■ **Activity**
Every line from the one with "Enumerate this screenshot's" through the last line below should be repeated exactly; pictures stay out of the copy.

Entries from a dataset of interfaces
/---

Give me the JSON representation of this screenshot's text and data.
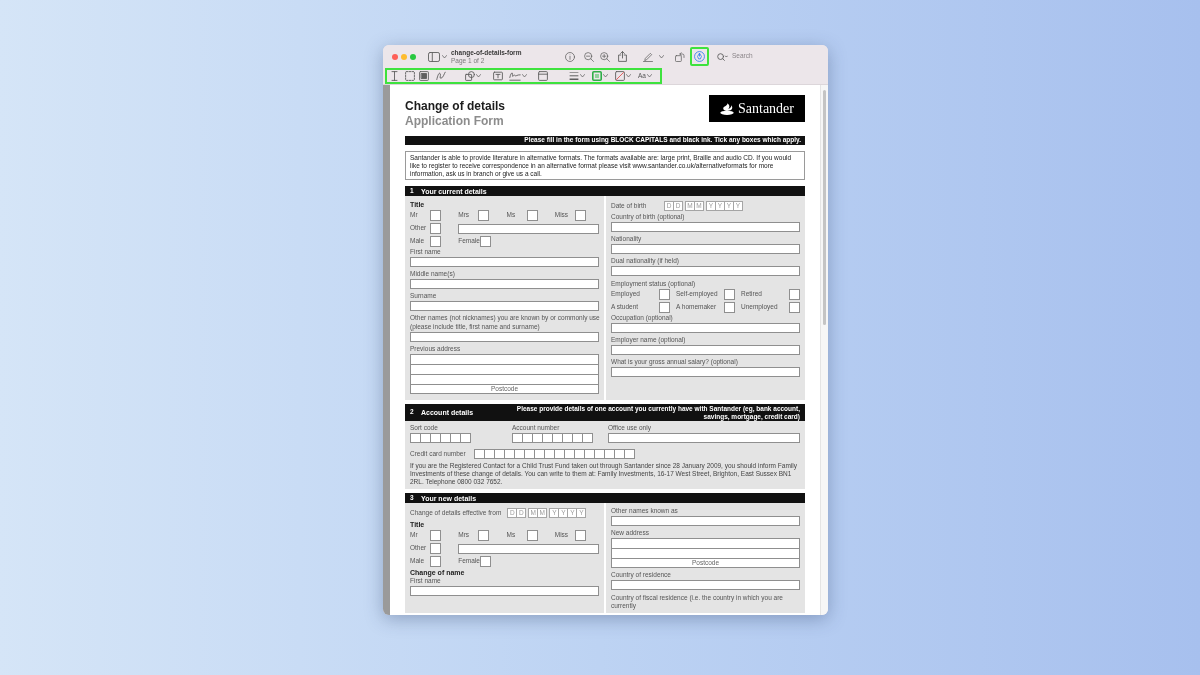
{
  "window": {
    "title": "change-of-details-form",
    "subtitle": "Page 1 of 2",
    "search": {
      "placeholder": "Search"
    },
    "markup_button": {
      "highlighted": true
    }
  },
  "markup_toolbar": {
    "highlighted": true,
    "font_button": "Aa"
  },
  "document": {
    "title": "Change of details",
    "subtitle": "Application Form",
    "logo": "Santander",
    "instruction": "Please fill in the form using BLOCK CAPITALS and black ink. Tick any boxes which apply.",
    "notice": "Santander is able to provide literature in alternative formats. The formats available are: large print, Braille and audio CD. If you would like to register to receive correspondence in an alternative format please visit www.santander.co.uk/alternativeformats for more information, ask us in branch or give us a call.",
    "sections": [
      {
        "number": "1",
        "title": "Your current details",
        "kind": "columns",
        "left": [
          {
            "kind": "heading",
            "text": "Title"
          },
          {
            "kind": "checks",
            "options": [
              {
                "label": "Mr",
                "checked": false
              },
              {
                "label": "Mrs",
                "checked": false
              },
              {
                "label": "Ms",
                "checked": false
              },
              {
                "label": "Miss",
                "checked": false
              }
            ]
          },
          {
            "kind": "other",
            "label": "Other",
            "checked": false
          },
          {
            "kind": "checks",
            "options": [
              {
                "label": "Male",
                "checked": false
              },
              {
                "label": "Female",
                "checked": false
              }
            ]
          },
          {
            "kind": "field",
            "label": "First name"
          },
          {
            "kind": "field",
            "label": "Middle name(s)"
          },
          {
            "kind": "field",
            "label": "Surname"
          },
          {
            "kind": "field",
            "label": "Other names (not nicknames) you are known by or commonly use",
            "hint": "(please include title, first name and surname)"
          },
          {
            "kind": "address",
            "label": "Previous address",
            "postcode": "Postcode"
          }
        ],
        "right": [
          {
            "kind": "date",
            "label": "Date of birth",
            "groups": [
              [
                "D",
                "D"
              ],
              [
                "M",
                "M"
              ],
              [
                "Y",
                "Y",
                "Y",
                "Y"
              ]
            ]
          },
          {
            "kind": "field",
            "label": "Country of birth (optional)"
          },
          {
            "kind": "field",
            "label": "Nationality"
          },
          {
            "kind": "field",
            "label": "Dual nationality (if held)"
          },
          {
            "kind": "label",
            "text": "Employment status (optional)"
          },
          {
            "kind": "choices",
            "options": [
              {
                "label": "Employed",
                "checked": false
              },
              {
                "label": "Self-employed",
                "checked": false
              },
              {
                "label": "Retired",
                "checked": false
              }
            ]
          },
          {
            "kind": "choices",
            "options": [
              {
                "label": "A student",
                "checked": false
              },
              {
                "label": "A homemaker",
                "checked": false
              },
              {
                "label": "Unemployed",
                "checked": false
              }
            ]
          },
          {
            "kind": "field",
            "label": "Occupation (optional)"
          },
          {
            "kind": "field",
            "label": "Employer name (optional)"
          },
          {
            "kind": "field",
            "label": "What is your gross annual salary? (optional)"
          }
        ]
      },
      {
        "number": "2",
        "title": "Account details",
        "note": "Please provide details of one account you currently have with Santander (eg, bank account, savings, mortgage, credit card)",
        "kind": "rows",
        "rows": [
          [
            {
              "kind": "sort-code",
              "label": "Sort code"
            },
            {
              "kind": "account-number",
              "label": "Account number"
            },
            {
              "kind": "field",
              "label": "Office use only"
            }
          ],
          [
            {
              "kind": "card-number",
              "label": "Credit card number"
            }
          ],
          [
            {
              "kind": "paragraph",
              "text": "If you are the Registered Contact for a Child Trust Fund taken out through Santander since 28 January 2009, you should inform Family Investments of these change of details. You can write to them at: Family Investments, 16-17 West Street, Brighton, East Sussex BN1 2RL. Telephone 0800 032 7652."
            }
          ]
        ]
      },
      {
        "number": "3",
        "title": "Your new details",
        "kind": "columns",
        "left": [
          {
            "kind": "date",
            "label": "Change of details effective from",
            "groups": [
              [
                "D",
                "D"
              ],
              [
                "M",
                "M"
              ],
              [
                "Y",
                "Y",
                "Y",
                "Y"
              ]
            ]
          },
          {
            "kind": "heading",
            "text": "Title"
          },
          {
            "kind": "checks",
            "options": [
              {
                "label": "Mr",
                "checked": false
              },
              {
                "label": "Mrs",
                "checked": false
              },
              {
                "label": "Ms",
                "checked": false
              },
              {
                "label": "Miss",
                "checked": false
              }
            ]
          },
          {
            "kind": "other",
            "label": "Other",
            "checked": false
          },
          {
            "kind": "checks",
            "options": [
              {
                "label": "Male",
                "checked": false
              },
              {
                "label": "Female",
                "checked": false
              }
            ]
          },
          {
            "kind": "heading",
            "text": "Change of name"
          },
          {
            "kind": "field",
            "label": "First name"
          }
        ],
        "right": [
          {
            "kind": "field",
            "label": "Other names known as"
          },
          {
            "kind": "address-short",
            "label": "New address",
            "postcode": "Postcode"
          },
          {
            "kind": "field",
            "label": "Country of residence"
          },
          {
            "kind": "label",
            "text": "Country of fiscal residence (i.e. the country in which you are currently"
          }
        ]
      }
    ]
  }
}
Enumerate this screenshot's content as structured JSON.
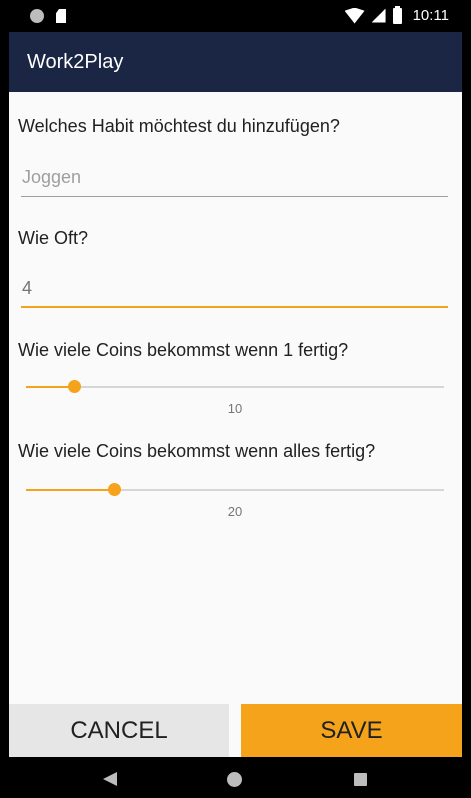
{
  "status_bar": {
    "time": "10:11",
    "icons": [
      "notification-dot-icon",
      "sd-card-icon",
      "wifi-icon",
      "signal-icon",
      "battery-icon"
    ]
  },
  "app_bar": {
    "title": "Work2Play"
  },
  "form": {
    "habit_label": "Welches Habit möchtest du hinzufügen?",
    "habit_placeholder": "Joggen",
    "habit_value": "",
    "frequency_label": "Wie Oft?",
    "frequency_value": "4",
    "coins_single_label": "Wie viele Coins bekommst wenn 1 fertig?",
    "coins_single_value": "10",
    "coins_single_fraction": 0.1,
    "coins_all_label": "Wie viele Coins bekommst wenn alles fertig?",
    "coins_all_value": "20",
    "coins_all_fraction": 0.2
  },
  "buttons": {
    "cancel": "CANCEL",
    "save": "SAVE"
  },
  "colors": {
    "app_bar": "#1a2644",
    "accent": "#f5a31a",
    "cancel_button": "#e6e6e6",
    "background": "#fafafa"
  },
  "nav_bar": {
    "icons": [
      "back-icon",
      "home-icon",
      "recent-apps-icon"
    ]
  }
}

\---

■ **Response to this exercise**
Enumerate this screenshot's content as structured JSON.
{
  "status_bar": {
    "time": "10:11",
    "icons": [
      "notification-dot-icon",
      "sd-card-icon",
      "wifi-icon",
      "signal-icon",
      "battery-icon"
    ]
  },
  "app_bar": {
    "title": "Work2Play"
  },
  "form": {
    "habit_label": "Welches Habit möchtest du hinzufügen?",
    "habit_placeholder": "Joggen",
    "habit_value": "",
    "frequency_label": "Wie Oft?",
    "frequency_value": "4",
    "coins_single_label": "Wie viele Coins bekommst wenn 1 fertig?",
    "coins_single_value": "10",
    "coins_single_fraction": 0.1,
    "coins_all_label": "Wie viele Coins bekommst wenn alles fertig?",
    "coins_all_value": "20",
    "coins_all_fraction": 0.2
  },
  "buttons": {
    "cancel": "CANCEL",
    "save": "SAVE"
  },
  "colors": {
    "app_bar": "#1a2644",
    "accent": "#f5a31a",
    "cancel_button": "#e6e6e6",
    "background": "#fafafa"
  },
  "nav_bar": {
    "icons": [
      "back-icon",
      "home-icon",
      "recent-apps-icon"
    ]
  }
}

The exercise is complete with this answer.